• _Task brief_:
Nothing but a full, exact copy of the data is needed.

• _Provided material_:
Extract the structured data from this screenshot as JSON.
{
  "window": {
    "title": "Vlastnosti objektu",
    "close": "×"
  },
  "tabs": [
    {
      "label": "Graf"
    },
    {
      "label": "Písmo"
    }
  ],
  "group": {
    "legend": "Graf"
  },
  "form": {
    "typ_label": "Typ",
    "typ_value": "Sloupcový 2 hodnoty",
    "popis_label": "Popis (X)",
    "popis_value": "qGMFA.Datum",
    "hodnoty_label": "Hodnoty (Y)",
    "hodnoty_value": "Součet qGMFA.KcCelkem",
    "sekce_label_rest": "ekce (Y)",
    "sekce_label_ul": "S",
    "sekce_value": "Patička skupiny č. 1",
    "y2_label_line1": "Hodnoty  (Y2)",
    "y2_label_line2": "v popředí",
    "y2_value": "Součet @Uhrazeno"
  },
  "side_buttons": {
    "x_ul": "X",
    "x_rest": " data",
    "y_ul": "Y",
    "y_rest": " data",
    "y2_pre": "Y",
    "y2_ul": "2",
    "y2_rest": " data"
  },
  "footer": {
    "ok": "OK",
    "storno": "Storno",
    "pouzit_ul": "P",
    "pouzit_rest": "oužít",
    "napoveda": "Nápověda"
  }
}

• _Your response_:
Extract the structured data from this screenshot as JSON.
{
  "window": {
    "title": "Vlastnosti objektu",
    "close": "×"
  },
  "tabs": [
    {
      "label": "Graf"
    },
    {
      "label": "Písmo"
    }
  ],
  "group": {
    "legend": "Graf"
  },
  "form": {
    "typ_label": "Typ",
    "typ_value": "Sloupcový 2 hodnoty",
    "popis_label": "Popis (X)",
    "popis_value": "qGMFA.Datum",
    "hodnoty_label": "Hodnoty (Y)",
    "hodnoty_value": "Součet qGMFA.KcCelkem",
    "sekce_label_rest": "ekce (Y)",
    "sekce_label_ul": "S",
    "sekce_value": "Patička skupiny č. 1",
    "y2_label_line1": "Hodnoty  (Y2)",
    "y2_label_line2": "v popředí",
    "y2_value": "Součet @Uhrazeno"
  },
  "side_buttons": {
    "x_ul": "X",
    "x_rest": " data",
    "y_ul": "Y",
    "y_rest": " data",
    "y2_pre": "Y",
    "y2_ul": "2",
    "y2_rest": " data"
  },
  "footer": {
    "ok": "OK",
    "storno": "Storno",
    "pouzit_ul": "P",
    "pouzit_rest": "oužít",
    "napoveda": "Nápověda"
  }
}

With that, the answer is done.